The Blackhawks' Dustin Byfuglien crashes into Canucks goalie Roberto Luongo during the second period of Game 2 on Saturday.
Associated Press file
Blackhawks vs. Vancouver Canucks at the United Center, 7 p.m.
TV: Comcast SportsNet
Radio: WGN 720-AM
At a glance: With the Western Conference semifinal series tied at 1-1, it's the Hawks who have wrestled home-ice advantage away from the Canucks. Take away Vancouver's 4 power-play goals and the Hawks have outscored the Canucks 6-3 at even strength with a short-handed goal. The Hawks are 3-0 at the United Center in the playoffs.
Next: Game 4 vs. the Canucks, 7 p.m. Thursday.
This is the Dustin Byfuglien the Blackhawks and their fans have been waiting all year to see - a 6-foot-3, 247-pound runaway train-type winger causing havoc for the opposition.
After a mostly inconsistent regular season, Byfuglien has been a difference maker so far in the playoffs, first in the Calgary series and now against Vancouver in the deadlocked Western Conference semifinals that comes to the United Center tonight for Game 3.
Byfuglien was a pain in the neck for Canucks goalie Roberto Luongo in Game 2 and doesn't plan to stop.
"Someone's got to play that role and as a big guy I feel like I had to step in and play physical and get some bodies and traffic in front of Luongo," Byfuglien said Monday.

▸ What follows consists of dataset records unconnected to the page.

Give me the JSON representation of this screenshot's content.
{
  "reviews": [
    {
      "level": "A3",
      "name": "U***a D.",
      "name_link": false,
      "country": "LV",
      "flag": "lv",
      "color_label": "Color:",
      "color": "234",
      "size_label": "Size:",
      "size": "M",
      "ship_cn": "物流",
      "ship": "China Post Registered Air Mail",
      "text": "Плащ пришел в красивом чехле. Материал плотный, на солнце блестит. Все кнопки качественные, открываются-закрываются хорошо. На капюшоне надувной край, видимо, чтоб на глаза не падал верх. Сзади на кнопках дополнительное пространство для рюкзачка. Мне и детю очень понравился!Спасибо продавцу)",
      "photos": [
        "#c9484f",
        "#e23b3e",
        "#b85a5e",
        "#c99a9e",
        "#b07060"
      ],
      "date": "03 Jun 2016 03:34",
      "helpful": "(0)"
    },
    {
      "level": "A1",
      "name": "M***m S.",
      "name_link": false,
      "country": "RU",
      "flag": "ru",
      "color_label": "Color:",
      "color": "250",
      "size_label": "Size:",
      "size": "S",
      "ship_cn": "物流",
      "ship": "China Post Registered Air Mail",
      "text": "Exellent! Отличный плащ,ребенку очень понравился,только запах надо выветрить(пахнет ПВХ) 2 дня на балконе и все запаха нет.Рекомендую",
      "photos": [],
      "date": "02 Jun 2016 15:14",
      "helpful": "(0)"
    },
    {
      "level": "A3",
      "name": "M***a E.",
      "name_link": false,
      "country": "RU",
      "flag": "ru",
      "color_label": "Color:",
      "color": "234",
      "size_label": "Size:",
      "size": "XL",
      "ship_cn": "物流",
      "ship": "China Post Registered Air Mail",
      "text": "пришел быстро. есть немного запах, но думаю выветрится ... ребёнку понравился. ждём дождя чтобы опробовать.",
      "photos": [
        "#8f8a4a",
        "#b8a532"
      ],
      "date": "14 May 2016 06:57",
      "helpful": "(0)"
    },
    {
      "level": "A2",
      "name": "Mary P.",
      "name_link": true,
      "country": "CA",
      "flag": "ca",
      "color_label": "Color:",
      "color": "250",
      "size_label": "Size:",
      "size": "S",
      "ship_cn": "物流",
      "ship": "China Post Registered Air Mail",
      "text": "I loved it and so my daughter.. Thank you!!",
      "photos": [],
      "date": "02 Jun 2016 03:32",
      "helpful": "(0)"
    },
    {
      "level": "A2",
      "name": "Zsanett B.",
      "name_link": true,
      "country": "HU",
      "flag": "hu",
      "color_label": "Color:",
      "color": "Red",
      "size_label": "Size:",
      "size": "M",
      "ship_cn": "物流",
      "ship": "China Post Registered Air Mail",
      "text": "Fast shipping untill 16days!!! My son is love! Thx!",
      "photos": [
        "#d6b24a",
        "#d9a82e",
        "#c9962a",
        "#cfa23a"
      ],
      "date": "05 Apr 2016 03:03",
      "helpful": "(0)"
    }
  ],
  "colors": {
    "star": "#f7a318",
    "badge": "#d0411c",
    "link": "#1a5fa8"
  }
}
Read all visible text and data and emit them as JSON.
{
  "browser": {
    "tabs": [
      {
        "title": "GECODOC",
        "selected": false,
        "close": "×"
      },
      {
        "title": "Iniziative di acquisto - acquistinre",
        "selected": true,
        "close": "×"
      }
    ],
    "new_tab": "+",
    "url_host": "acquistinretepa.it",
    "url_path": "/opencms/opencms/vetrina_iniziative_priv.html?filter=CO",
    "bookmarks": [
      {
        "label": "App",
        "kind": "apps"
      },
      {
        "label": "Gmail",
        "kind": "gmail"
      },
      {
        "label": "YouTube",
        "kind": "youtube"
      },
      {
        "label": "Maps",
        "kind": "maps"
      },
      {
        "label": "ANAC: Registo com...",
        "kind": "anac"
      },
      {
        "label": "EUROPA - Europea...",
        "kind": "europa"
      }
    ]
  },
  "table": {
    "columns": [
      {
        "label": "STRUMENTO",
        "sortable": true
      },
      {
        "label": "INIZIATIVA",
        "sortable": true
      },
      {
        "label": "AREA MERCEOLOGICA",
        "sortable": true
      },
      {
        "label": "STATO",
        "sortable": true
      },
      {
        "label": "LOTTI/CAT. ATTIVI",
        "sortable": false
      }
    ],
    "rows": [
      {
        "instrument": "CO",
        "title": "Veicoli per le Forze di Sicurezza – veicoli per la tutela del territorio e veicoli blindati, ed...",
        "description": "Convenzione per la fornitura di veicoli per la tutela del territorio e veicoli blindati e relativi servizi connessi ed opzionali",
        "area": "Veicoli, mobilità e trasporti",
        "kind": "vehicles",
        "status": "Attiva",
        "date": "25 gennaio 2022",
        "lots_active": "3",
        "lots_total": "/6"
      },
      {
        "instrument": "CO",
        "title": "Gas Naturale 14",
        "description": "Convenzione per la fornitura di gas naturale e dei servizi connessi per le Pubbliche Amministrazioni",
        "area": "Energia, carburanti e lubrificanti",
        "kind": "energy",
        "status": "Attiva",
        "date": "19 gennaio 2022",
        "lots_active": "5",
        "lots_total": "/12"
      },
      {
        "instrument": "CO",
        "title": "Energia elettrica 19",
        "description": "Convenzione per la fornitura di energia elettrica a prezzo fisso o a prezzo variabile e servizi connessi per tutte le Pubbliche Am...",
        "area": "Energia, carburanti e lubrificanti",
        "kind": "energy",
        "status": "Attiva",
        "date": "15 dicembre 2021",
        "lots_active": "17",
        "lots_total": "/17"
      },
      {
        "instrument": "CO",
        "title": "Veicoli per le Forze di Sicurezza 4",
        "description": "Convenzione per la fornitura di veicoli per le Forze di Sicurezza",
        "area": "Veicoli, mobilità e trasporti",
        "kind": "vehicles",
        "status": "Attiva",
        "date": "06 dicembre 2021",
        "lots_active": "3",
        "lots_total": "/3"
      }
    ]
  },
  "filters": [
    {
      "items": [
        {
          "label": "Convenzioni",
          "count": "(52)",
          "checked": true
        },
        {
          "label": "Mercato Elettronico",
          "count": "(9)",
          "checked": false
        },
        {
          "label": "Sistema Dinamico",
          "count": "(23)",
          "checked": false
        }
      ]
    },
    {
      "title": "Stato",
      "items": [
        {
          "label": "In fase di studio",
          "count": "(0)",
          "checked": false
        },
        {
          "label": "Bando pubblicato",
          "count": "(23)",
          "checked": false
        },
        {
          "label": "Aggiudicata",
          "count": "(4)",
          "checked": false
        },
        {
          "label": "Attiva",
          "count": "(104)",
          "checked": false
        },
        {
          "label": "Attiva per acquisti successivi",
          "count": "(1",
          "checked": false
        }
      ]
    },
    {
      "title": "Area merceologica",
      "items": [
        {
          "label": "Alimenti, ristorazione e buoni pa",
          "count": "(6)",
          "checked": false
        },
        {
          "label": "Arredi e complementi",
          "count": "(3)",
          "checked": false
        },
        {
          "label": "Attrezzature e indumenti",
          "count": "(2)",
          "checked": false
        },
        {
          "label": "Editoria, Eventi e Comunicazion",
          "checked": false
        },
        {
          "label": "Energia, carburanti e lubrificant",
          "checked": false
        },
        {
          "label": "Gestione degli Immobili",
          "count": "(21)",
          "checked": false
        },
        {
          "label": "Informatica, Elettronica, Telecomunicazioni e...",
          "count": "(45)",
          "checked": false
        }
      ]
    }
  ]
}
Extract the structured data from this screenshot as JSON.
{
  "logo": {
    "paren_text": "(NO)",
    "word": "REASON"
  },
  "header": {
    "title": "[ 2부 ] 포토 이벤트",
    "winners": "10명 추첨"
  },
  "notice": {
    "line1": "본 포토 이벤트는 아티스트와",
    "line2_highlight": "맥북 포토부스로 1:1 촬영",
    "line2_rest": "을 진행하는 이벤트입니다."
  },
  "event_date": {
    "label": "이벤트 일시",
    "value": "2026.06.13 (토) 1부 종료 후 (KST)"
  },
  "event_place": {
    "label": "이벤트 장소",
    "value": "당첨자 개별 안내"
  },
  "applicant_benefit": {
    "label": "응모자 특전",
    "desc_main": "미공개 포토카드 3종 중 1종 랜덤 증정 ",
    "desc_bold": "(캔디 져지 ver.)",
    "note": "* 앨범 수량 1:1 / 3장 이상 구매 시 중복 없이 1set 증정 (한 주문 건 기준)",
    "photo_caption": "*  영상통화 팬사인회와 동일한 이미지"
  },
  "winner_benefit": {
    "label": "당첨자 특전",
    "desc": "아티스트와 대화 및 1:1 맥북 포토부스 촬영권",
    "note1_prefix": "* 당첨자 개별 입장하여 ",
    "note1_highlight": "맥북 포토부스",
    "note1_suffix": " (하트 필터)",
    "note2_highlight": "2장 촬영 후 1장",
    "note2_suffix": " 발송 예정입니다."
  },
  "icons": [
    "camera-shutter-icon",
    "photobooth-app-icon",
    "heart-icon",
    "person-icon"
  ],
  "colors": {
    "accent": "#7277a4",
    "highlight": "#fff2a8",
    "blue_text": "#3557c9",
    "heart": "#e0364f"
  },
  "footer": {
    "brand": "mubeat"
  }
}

"The team just needed someone to be a physical force all the time. There were a couple talks and I figured I might as well try it and it's gone all right so far."
Byfuglien drew some laughs when asked by a reporter covering the Canucks when it was he decided to step up his physical game.
"I don't know, last week," he said.
Those who laughed obviously didn't realize the honesty of the answer.
"I don't know if I didn't do it consistently (during the regular season)," Byfuglien said. "I probably just wasn't getting as many chances in a game."
If this is a feud that has developed between Byfuglien and Luongo, that's cool, said Byfuglien.
They have spent two games jawing with each other, most of it innocent stuff. Luongo even gave Byfuglien a pat on the rear end with his stick after he said Byfuglien referred to him as "kid" in Game 1.
"Kid, son, I don't know," Byfuglien said. "He's doing what he has to do. It just makes everything more fun. Someone had to do it and I thought I'd just get in front of him and start talking.
"I tried saying a few things (to Flames goalie Miikka) Kiprusoff, but he just kind of stayed back in his net and kind of stared at me like, 'What are you talking about?' At least Luongo, he'll talk back and have fun with it."
Luongo wasn't having fun with it in Game 2 when he claimed Byfuglien fell on his outstretched arm on purpose and tried to break it.
"I don't think I put him in an arm bar, but if that's the way he calls it, that's the way he calls it," Byfuglien said. "I'm not going to go out there and try to throw any wrestling moves on anybody."
Luongo didn't want to discuss Byfuglien at any great length after practice Monday.
"He's a big guy and he likes to screen me, but that's great," Luongo said. "That's part of the challenge and it's challenges like that I like to embrace. It kind of brings more to the playoff atmosphere and makes it exciting.
"I haven't done much talking at all, just more looking. But he likes it and I don't mind it at all. It gets me going and more focused."
There's no doubt there has been much prodding from Joel Quenneville for Byfuglien to be more of a physical factor, and the Hawks coach likes what he has seen.
"I thought he really had a nice trend at the end of the year," Quenneville said. "I think the last 10 games he was way more involved; he was more dangerous with the puck, he was more physical and was a presence. I think he has progressed in the playoffs and been a big factor.
"The thing about Buff is you've got to respect him not only for his size, but he's got a great shot and has some nice hands as well and has been going to the right areas. He really helps our overall team game. They know when he's out there."